Fouchet Reagent

Fouchet Reagent



Product Options:

Part # 1095A 250 ml $81.40
Part # 1095B 500 ml $132.10


250 ml 500 ml
Fouchet Reagent Part 1095A Part 1095B


Additionally Needed:

Bile Control Slides Part 4060
Van Gieson Stain Part 1404
Xylene, ACS Part 1445
Alcohol, Ethyl Denatured, 100% Part 10841
Alcohol, Ethyl Denatured, 95% Part 10842


For storage requirements and expiration date refer to individual product labels.



Newcomer Supply Bile Stain, Hall’s Method is for the demonstration of bile (bilirubin) substances in tissue sections and to distinguish bile pigments from other tissue pigments.  The acidity of Fouchet Reagent works to oxidize bilirubin to biliverdin, resulting in a green color development with the Van Gieson Stain serving as a complimentary counterstain.



Fixation: Formalin 10%, Phosphate Buffered (Part 1090)
Technique:  Paraffin sections cut at 4 microns
Solutions:  All solutions are manufactured by Newcomer Supply, Inc.

All Newcomer Supply stain procedures are designed to be used with Coplin jars filled to 40 ml following the provided staining procedure.



  1. If necessary, heat dry tissue sections/slides in oven.
  2. Filter Fouchet Reagent with Grade 1 filter paper prior to use.



  1. Deparaffinize sections thoroughly in three changes of xylene, 3 minutes each.  Hydrate through two changes each of 100% and 95% ethyl alcohols, 10 dips each.  Wash well with distilled water.
    1. See Procedure Notes #1 and #2.
  2. Place slides in freshly filtered Fouchet Reagent for 5 minutes.
  3. Wash in three changes of tap water; rinse in distilled water.
  4. Stain sections in Van Gieson Stain (Part 1404) for 5 minutes.
  5. Rinse quickly in 95% ethyl alcohol.
  6. Dehydrate in two changes each of 95% and 100% ethyl alcohol. Clear in three changes of xylene, 10 dips each; coverslip with compatible mounting medium.

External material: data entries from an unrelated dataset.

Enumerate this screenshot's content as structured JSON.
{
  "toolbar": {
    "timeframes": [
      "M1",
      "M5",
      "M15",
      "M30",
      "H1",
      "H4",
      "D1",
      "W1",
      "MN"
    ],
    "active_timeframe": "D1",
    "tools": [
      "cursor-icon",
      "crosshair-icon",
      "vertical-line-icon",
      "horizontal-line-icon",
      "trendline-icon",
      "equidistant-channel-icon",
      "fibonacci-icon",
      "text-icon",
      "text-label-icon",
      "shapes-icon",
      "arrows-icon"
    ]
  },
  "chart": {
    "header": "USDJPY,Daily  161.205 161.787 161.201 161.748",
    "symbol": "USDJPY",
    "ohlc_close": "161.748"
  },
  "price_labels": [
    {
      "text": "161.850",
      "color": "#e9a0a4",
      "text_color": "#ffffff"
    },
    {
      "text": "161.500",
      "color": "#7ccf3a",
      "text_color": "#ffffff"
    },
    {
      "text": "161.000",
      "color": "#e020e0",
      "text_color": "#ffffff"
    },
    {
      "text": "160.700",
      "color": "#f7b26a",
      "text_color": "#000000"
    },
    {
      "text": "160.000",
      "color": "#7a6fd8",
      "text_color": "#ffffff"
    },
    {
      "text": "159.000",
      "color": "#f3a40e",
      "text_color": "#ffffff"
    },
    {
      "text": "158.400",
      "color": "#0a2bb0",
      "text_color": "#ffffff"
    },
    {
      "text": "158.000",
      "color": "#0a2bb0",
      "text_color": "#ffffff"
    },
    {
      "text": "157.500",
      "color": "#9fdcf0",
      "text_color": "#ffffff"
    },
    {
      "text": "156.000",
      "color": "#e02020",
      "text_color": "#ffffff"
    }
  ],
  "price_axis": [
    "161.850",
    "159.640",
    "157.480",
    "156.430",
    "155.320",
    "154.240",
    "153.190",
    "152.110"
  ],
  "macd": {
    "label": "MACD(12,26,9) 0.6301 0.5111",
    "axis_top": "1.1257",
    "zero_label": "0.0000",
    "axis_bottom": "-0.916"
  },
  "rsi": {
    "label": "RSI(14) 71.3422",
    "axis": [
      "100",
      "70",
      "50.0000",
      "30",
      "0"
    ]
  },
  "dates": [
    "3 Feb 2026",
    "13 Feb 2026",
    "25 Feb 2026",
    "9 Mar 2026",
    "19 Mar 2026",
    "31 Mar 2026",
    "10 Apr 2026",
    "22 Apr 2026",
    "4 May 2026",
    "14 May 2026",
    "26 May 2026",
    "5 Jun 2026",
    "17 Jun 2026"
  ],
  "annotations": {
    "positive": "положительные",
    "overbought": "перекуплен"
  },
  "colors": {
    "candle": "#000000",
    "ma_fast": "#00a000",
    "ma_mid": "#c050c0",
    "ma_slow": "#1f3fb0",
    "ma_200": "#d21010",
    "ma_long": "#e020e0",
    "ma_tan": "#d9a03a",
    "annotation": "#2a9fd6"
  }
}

Bile/bilirubin Emerald green to olive drab
Connective tissue Pink to red
Background Yellow



  1. Drain slides after each step to prevent solution carry over.
  2. Do not allow sections to dry out at any point during procedure.
  3. If using a xylene substitute, closely follow the manufacturer’s recommendations for deparaffinization and clearing steps.

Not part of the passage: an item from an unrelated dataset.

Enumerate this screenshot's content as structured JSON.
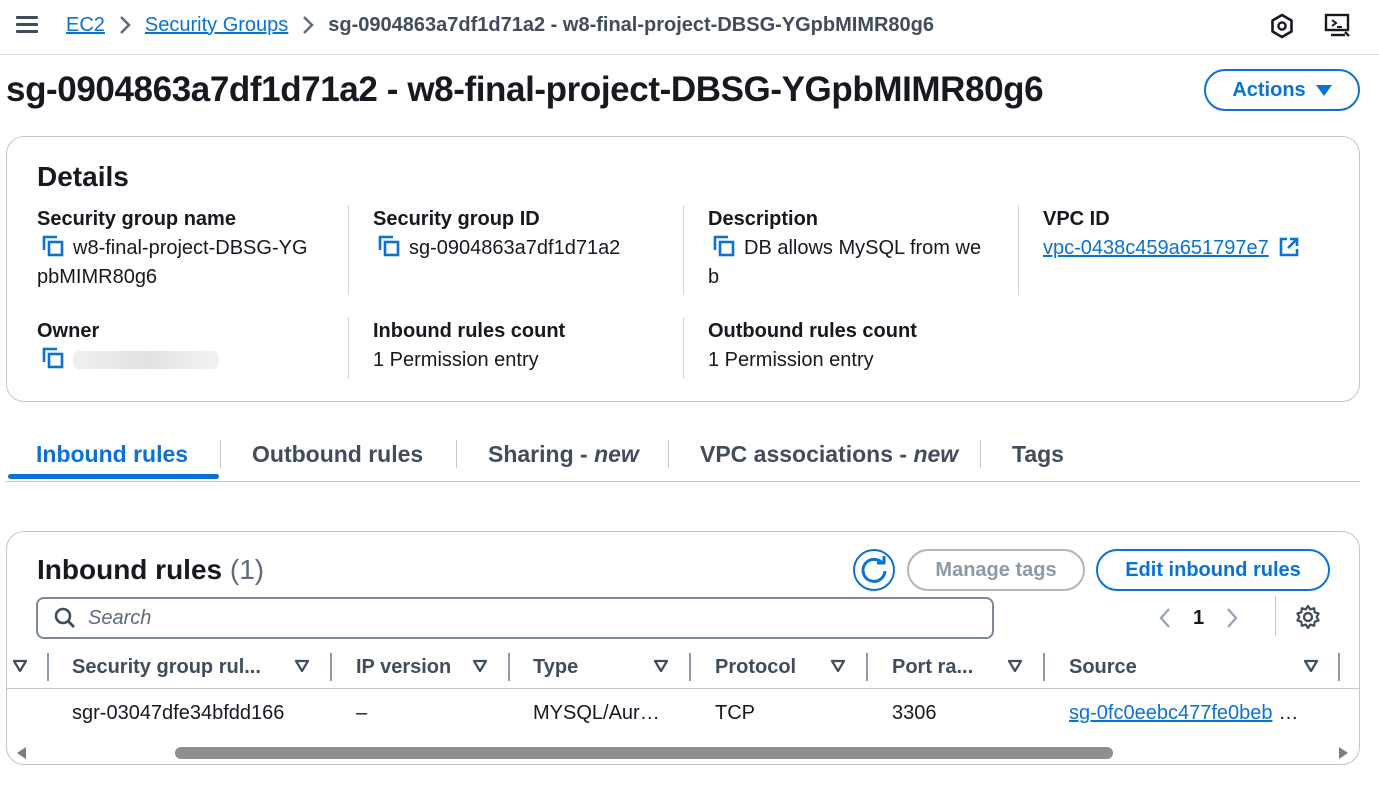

  1. Carson, Freida L., and Christa Hladik. Histotechnology: A Self-Instructional Text. 3rd ed. Chicago, Ill.: American Society of Clinical Pathologists, 2009. 268-269.
  2. Sheehan, Dezna C., and Barbara B. Hrapchak. Theory and Practice of Histotechnology. 2nd ed. St. Louis: Mosby, 1980. 219.
  3. Modifications developed by Newcomer Supply Laboratory.